To Have and To Hold
by Barb Hanson
Becoming a boater is a lot like taking a spouse.
the vows spoken to our beloved, we each made unspoken
promises to our new boat to have and to hold, from this
day forward, in sickness and in health, and perform
cruise we poured a little champagne on the bow and drank
the rest. Giddy we were on the maiden voyage, picturing
the two of us cruising forever, lifelong partners. We
understood, of course, that this marriage, like any, would
require regular maintenance and time. Actually, we looked
forward to it.
As with all relationships, the
true test came after the honeymoon. We often hear people
say, "We used to spend more time on the boat when we
first got it.” Responsible reasons are offered up.
Children were born. They required more of your time. The
job was increasingly demanding.
Strolling around Marinatown Marina recently, on another
beautiful Florida day, I realized I didn't see many
familiar boating faces. Boats rested comfortably in their
slips, but they seemed lonely to me.
economic mess persuaded boaters not to spend as much time
on their boats as they used to?
Is the 24-hour/7-day negativity about jobs, homes and
stocks keeping boaters from doing the thing they love the
most? I fear this.
It seems to me
that now is the time for boaters to be with their boats.
Boats float and they move gently in their slips,
but they are our rock-solid safe havens from the cares of
I think it's
time for many boaters to work on restoring their
One way to do this is to spend time with their boat and
give it some tender loving care. Like a marriage,
sometimes the longer you have the boat the more it
It's comforting to you and, I
imagine, also comforting to the boat if you have boat care
people who perform regular maintenance and upkeep. (This
is one of the grand benefits of putting your boat into
charter, by the way.) But, you know, you can do it
yourself and enjoy the rewards that come to
know the drill. Tend to the engine, changing the oil, oil
filters, fuel filter, impellers, etc. as necessary. Grease
the fittings. Top off the fuel tank. Start and run the
Check the electrical system and
all the electronics. Do the batteries still hold their
charge? Is the marine radio still sending and receiving?
Squirt some corrosion-proof lube on the connections.
Scrub, hose, dry, oil, wax.
Cover parts of the boat that get the full blast of sun.
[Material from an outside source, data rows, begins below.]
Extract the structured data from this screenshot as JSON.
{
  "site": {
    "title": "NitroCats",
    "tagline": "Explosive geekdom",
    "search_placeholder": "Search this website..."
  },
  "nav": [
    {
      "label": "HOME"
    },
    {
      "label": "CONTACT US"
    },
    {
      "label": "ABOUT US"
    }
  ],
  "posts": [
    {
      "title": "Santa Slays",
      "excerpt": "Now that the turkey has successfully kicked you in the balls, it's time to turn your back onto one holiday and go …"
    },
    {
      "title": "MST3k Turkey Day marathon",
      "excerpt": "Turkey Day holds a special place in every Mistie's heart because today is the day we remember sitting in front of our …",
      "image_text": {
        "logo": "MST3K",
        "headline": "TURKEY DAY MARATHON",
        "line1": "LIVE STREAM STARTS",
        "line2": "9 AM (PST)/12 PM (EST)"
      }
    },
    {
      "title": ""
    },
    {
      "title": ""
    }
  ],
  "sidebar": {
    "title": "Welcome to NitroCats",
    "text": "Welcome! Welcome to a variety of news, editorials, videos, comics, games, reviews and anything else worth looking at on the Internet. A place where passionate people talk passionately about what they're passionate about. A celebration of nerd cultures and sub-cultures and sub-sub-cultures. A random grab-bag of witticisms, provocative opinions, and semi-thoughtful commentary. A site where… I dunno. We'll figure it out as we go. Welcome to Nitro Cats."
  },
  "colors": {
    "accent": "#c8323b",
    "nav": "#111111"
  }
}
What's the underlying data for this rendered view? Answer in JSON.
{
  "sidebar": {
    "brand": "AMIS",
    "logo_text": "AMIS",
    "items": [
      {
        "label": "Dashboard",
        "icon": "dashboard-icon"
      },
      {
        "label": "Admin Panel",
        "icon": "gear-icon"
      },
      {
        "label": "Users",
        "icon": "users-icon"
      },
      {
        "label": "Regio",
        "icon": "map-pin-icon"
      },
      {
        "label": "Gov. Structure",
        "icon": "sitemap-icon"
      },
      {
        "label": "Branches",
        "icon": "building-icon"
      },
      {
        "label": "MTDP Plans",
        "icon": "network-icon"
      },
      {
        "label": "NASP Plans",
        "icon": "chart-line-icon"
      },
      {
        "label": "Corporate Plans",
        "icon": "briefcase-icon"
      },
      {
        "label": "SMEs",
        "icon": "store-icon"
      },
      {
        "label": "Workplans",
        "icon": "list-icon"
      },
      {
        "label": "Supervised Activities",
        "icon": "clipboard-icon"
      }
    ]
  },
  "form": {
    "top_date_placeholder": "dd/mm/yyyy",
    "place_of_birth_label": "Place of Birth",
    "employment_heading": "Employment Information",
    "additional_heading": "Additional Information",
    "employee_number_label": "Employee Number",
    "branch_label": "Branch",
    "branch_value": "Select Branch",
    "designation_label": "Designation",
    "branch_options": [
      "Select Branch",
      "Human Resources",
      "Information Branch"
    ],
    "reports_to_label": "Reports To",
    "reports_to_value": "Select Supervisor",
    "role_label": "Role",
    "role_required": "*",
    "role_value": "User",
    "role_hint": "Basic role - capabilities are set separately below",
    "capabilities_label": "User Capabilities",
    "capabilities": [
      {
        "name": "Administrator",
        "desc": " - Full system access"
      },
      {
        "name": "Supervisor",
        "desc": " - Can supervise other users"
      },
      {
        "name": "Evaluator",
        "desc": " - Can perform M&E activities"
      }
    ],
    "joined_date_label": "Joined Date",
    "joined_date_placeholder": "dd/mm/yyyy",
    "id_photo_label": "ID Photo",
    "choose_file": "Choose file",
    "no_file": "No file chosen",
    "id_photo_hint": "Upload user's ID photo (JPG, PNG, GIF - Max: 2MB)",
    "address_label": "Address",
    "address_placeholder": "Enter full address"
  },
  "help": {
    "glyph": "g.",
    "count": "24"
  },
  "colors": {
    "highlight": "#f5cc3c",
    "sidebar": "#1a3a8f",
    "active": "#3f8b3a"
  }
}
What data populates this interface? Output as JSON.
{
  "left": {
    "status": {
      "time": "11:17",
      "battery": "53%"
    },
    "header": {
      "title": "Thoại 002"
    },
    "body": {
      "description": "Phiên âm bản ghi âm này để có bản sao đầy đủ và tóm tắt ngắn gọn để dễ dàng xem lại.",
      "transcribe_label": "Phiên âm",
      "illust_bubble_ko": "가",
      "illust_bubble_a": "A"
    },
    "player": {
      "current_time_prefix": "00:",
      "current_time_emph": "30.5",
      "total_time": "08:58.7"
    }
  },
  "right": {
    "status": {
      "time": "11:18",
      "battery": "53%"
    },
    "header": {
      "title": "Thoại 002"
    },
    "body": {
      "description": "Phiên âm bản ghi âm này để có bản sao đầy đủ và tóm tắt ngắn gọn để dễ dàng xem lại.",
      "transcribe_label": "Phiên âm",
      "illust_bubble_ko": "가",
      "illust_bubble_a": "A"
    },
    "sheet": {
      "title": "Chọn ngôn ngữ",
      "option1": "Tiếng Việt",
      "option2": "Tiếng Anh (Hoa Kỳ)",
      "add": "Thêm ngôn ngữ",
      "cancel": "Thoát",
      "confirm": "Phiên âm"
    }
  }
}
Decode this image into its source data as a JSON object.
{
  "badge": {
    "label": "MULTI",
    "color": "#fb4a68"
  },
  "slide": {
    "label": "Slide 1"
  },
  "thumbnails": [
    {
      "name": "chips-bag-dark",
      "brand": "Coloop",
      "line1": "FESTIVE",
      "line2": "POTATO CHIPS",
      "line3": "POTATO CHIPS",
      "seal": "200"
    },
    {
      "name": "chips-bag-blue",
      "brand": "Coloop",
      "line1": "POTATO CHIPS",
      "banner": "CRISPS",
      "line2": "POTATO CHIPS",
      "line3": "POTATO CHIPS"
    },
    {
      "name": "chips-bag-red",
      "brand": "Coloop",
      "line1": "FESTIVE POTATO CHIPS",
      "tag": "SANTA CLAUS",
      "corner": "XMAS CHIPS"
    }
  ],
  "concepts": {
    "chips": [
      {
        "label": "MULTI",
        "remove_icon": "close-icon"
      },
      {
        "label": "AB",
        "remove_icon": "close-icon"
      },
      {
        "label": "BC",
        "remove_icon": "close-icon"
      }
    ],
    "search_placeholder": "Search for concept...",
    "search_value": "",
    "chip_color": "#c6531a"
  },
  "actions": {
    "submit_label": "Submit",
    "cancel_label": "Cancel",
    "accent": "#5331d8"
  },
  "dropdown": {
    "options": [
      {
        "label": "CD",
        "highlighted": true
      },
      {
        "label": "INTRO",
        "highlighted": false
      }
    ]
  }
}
bought our boats we didn't recite "until death do us part"
but there was an implied commitment to make the
relationship work. If we're no longer able to make that
commitment, then maybe a trial separation is in order.
Just remember, it isn't the boat's fault.
advice is, do the routine maintenance. Hold on to what you
this labor of love you'll feel better and your boat will
look terrific. Invite some friends to join you for an
afternoon cruise. Tell them how much you love your boat.
Oh, and tell your spouse, too.